-- Entries provided follows --
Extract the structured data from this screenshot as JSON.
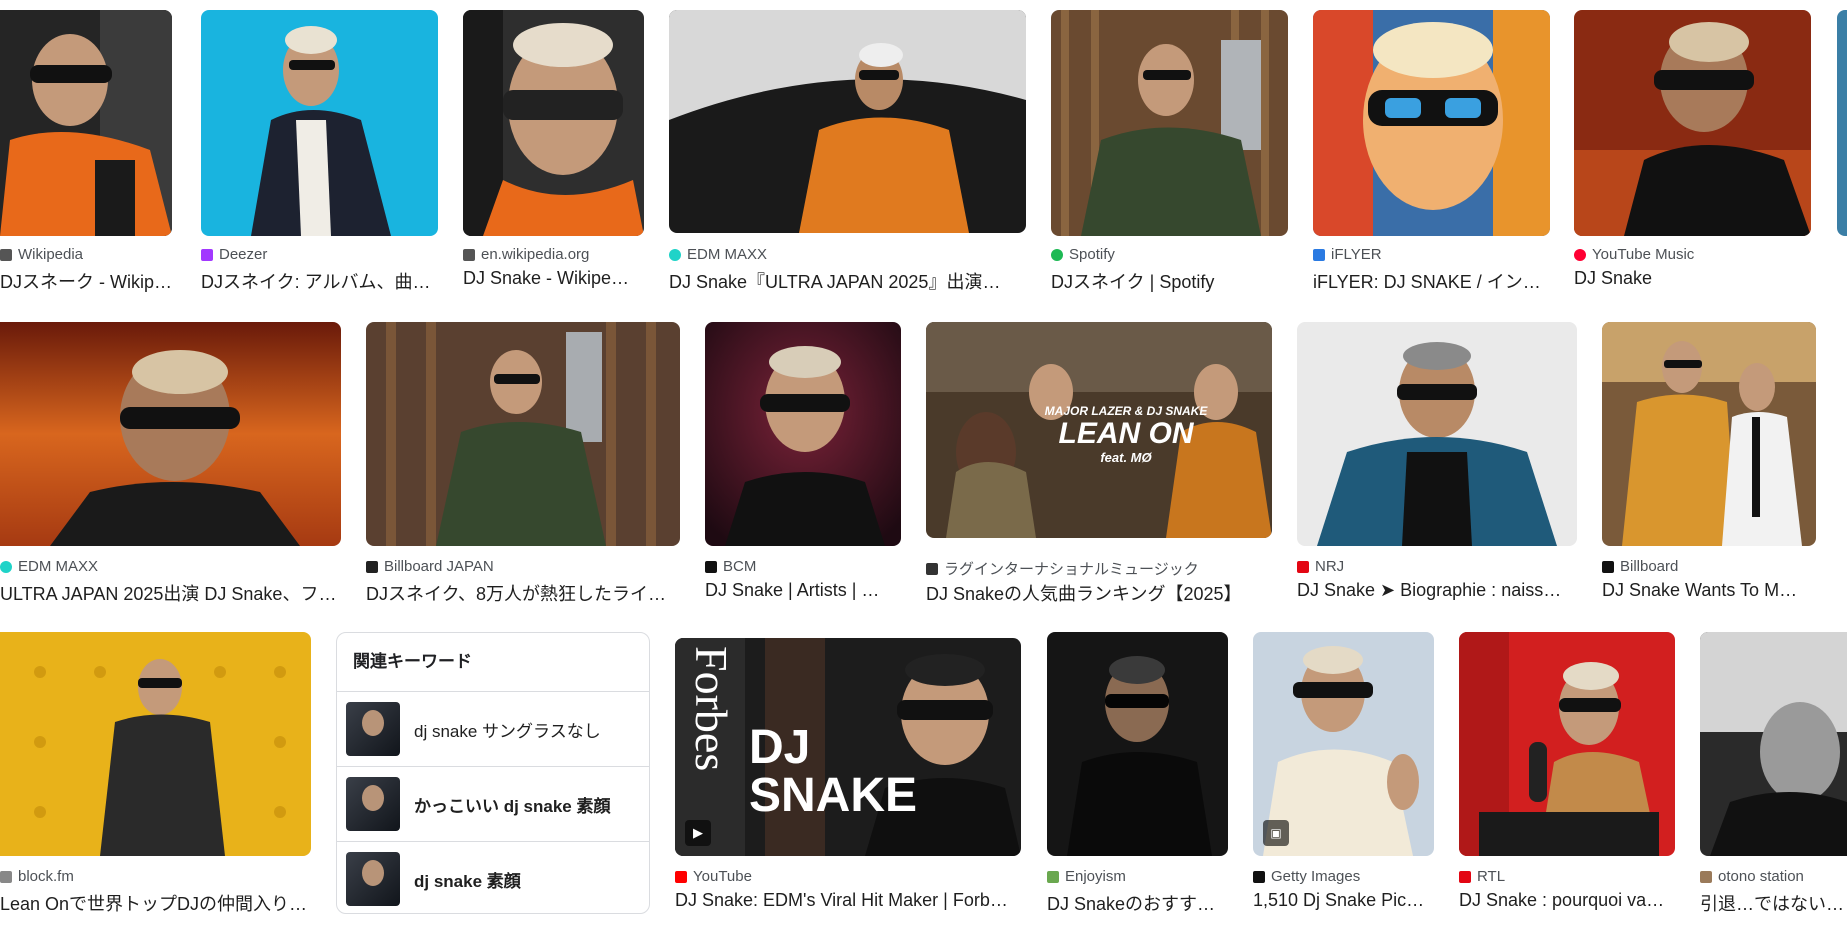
{
  "related": {
    "heading": "関連キーワード",
    "items": [
      {
        "label": "dj snake サングラスなし"
      },
      {
        "label": "かっこいい dj snake 素顔"
      },
      {
        "label": "dj snake 素顔"
      }
    ]
  },
  "results": [
    {
      "source": "Wikipedia",
      "title": "DJスネーク - Wikip…",
      "favicon_color": "#555555",
      "bg": "#2b2b2b"
    },
    {
      "source": "Deezer",
      "title": "DJスネイク: アルバム、曲…",
      "favicon_color": "#a238ff",
      "bg": "#19b4df"
    },
    {
      "source": "en.wikipedia.org",
      "title": "DJ Snake - Wikipe…",
      "favicon_color": "#555555",
      "bg": "#3a3a3a"
    },
    {
      "source": "EDM MAXX",
      "title": "DJ Snake『ULTRA JAPAN 2025』出演…",
      "favicon_color": "#1fd3c8",
      "bg": "#1a1a1a"
    },
    {
      "source": "Spotify",
      "title": "DJスネイク | Spotify",
      "favicon_color": "#1db954",
      "bg": "#6a4a30"
    },
    {
      "source": "iFLYER",
      "title": "iFLYER: DJ SNAKE / イン…",
      "favicon_color": "#2a7ae2",
      "bg": "#d97a2a"
    },
    {
      "source": "YouTube Music",
      "title": "DJ Snake",
      "favicon_color": "#ff0033",
      "bg": "#8a2a12"
    },
    {
      "source": "EDM MAXX",
      "title": "ULTRA JAPAN 2025出演 DJ Snake、フ…",
      "favicon_color": "#1fd3c8",
      "bg": "#b2461a"
    },
    {
      "source": "Billboard JAPAN",
      "title": "DJスネイク、8万人が熱狂したライ…",
      "favicon_color": "#222222",
      "bg": "#5a4030"
    },
    {
      "source": "BCM",
      "title": "DJ Snake | Artists | …",
      "favicon_color": "#111111",
      "bg": "#3a0e1e"
    },
    {
      "source": "ラグインターナショナルミュージック",
      "title": "DJ Snakeの人気曲ランキング【2025】",
      "favicon_color": "#333333",
      "bg": "#5a4430"
    },
    {
      "source": "NRJ",
      "title": "DJ Snake ➤ Biographie : naiss…",
      "favicon_color": "#e30613",
      "bg": "#eaeaea"
    },
    {
      "source": "Billboard",
      "title": "DJ Snake Wants To M…",
      "favicon_color": "#111111",
      "bg": "#7a5a3a"
    },
    {
      "source": "block.fm",
      "title": "Lean Onで世界トップDJの仲間入り…",
      "favicon_color": "#888888",
      "bg": "#e8b21a"
    },
    {
      "source": "YouTube",
      "title": "DJ Snake: EDM's Viral Hit Maker | Forb…",
      "favicon_color": "#ff0000",
      "bg": "#1c1c1c",
      "overlay": {
        "brand": "Forbes",
        "line1": "DJ",
        "line2": "SNAKE"
      }
    },
    {
      "source": "Enjoyism",
      "title": "DJ Snakeのおすす…",
      "favicon_color": "#6aa84f",
      "bg": "#151515"
    },
    {
      "source": "Getty Images",
      "title": "1,510 Dj Snake Pic…",
      "favicon_color": "#111111",
      "bg": "#c8d4e0"
    },
    {
      "source": "RTL",
      "title": "DJ Snake : pourquoi va…",
      "favicon_color": "#e30613",
      "bg": "#d21f1f"
    },
    {
      "source": "otono station",
      "title": "引退…ではない?!…",
      "favicon_color": "#9a7a5a",
      "bg": "#2a2a2a"
    }
  ],
  "overlays": {
    "lean_on_top": "MAJOR LAZER & DJ SNAKE",
    "lean_on_main": "LEAN ON",
    "lean_on_feat": "feat. MØ"
  }
}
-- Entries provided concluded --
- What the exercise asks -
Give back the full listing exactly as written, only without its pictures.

- Output -
Extract the structured data from this screenshot as JSON.
{
  "related": {
    "heading": "関連キーワード",
    "items": [
      {
        "label": "dj snake サングラスなし"
      },
      {
        "label": "かっこいい dj snake 素顔"
      },
      {
        "label": "dj snake 素顔"
      }
    ]
  },
  "results": [
    {
      "source": "Wikipedia",
      "title": "DJスネーク - Wikip…",
      "favicon_color": "#555555",
      "bg": "#2b2b2b"
    },
    {
      "source": "Deezer",
      "title": "DJスネイク: アルバム、曲…",
      "favicon_color": "#a238ff",
      "bg": "#19b4df"
    },
    {
      "source": "en.wikipedia.org",
      "title": "DJ Snake - Wikipe…",
      "favicon_color": "#555555",
      "bg": "#3a3a3a"
    },
    {
      "source": "EDM MAXX",
      "title": "DJ Snake『ULTRA JAPAN 2025』出演…",
      "favicon_color": "#1fd3c8",
      "bg": "#1a1a1a"
    },
    {
      "source": "Spotify",
      "title": "DJスネイク | Spotify",
      "favicon_color": "#1db954",
      "bg": "#6a4a30"
    },
    {
      "source": "iFLYER",
      "title": "iFLYER: DJ SNAKE / イン…",
      "favicon_color": "#2a7ae2",
      "bg": "#d97a2a"
    },
    {
      "source": "YouTube Music",
      "title": "DJ Snake",
      "favicon_color": "#ff0033",
      "bg": "#8a2a12"
    },
    {
      "source": "EDM MAXX",
      "title": "ULTRA JAPAN 2025出演 DJ Snake、フ…",
      "favicon_color": "#1fd3c8",
      "bg": "#b2461a"
    },
    {
      "source": "Billboard JAPAN",
      "title": "DJスネイク、8万人が熱狂したライ…",
      "favicon_color": "#222222",
      "bg": "#5a4030"
    },
    {
      "source": "BCM",
      "title": "DJ Snake | Artists | …",
      "favicon_color": "#111111",
      "bg": "#3a0e1e"
    },
    {
      "source": "ラグインターナショナルミュージック",
      "title": "DJ Snakeの人気曲ランキング【2025】",
      "favicon_color": "#333333",
      "bg": "#5a4430"
    },
    {
      "source": "NRJ",
      "title": "DJ Snake ➤ Biographie : naiss…",
      "favicon_color": "#e30613",
      "bg": "#eaeaea"
    },
    {
      "source": "Billboard",
      "title": "DJ Snake Wants To M…",
      "favicon_color": "#111111",
      "bg": "#7a5a3a"
    },
    {
      "source": "block.fm",
      "title": "Lean Onで世界トップDJの仲間入り…",
      "favicon_color": "#888888",
      "bg": "#e8b21a"
    },
    {
      "source": "YouTube",
      "title": "DJ Snake: EDM's Viral Hit Maker | Forb…",
      "favicon_color": "#ff0000",
      "bg": "#1c1c1c",
      "overlay": {
        "brand": "Forbes",
        "line1": "DJ",
        "line2": "SNAKE"
      }
    },
    {
      "source": "Enjoyism",
      "title": "DJ Snakeのおすす…",
      "favicon_color": "#6aa84f",
      "bg": "#151515"
    },
    {
      "source": "Getty Images",
      "title": "1,510 Dj Snake Pic…",
      "favicon_color": "#111111",
      "bg": "#c8d4e0"
    },
    {
      "source": "RTL",
      "title": "DJ Snake : pourquoi va…",
      "favicon_color": "#e30613",
      "bg": "#d21f1f"
    },
    {
      "source": "otono station",
      "title": "引退…ではない?!…",
      "favicon_color": "#9a7a5a",
      "bg": "#2a2a2a"
    }
  ],
  "overlays": {
    "lean_on_top": "MAJOR LAZER & DJ SNAKE",
    "lean_on_main": "LEAN ON",
    "lean_on_feat": "feat. MØ"
  }
}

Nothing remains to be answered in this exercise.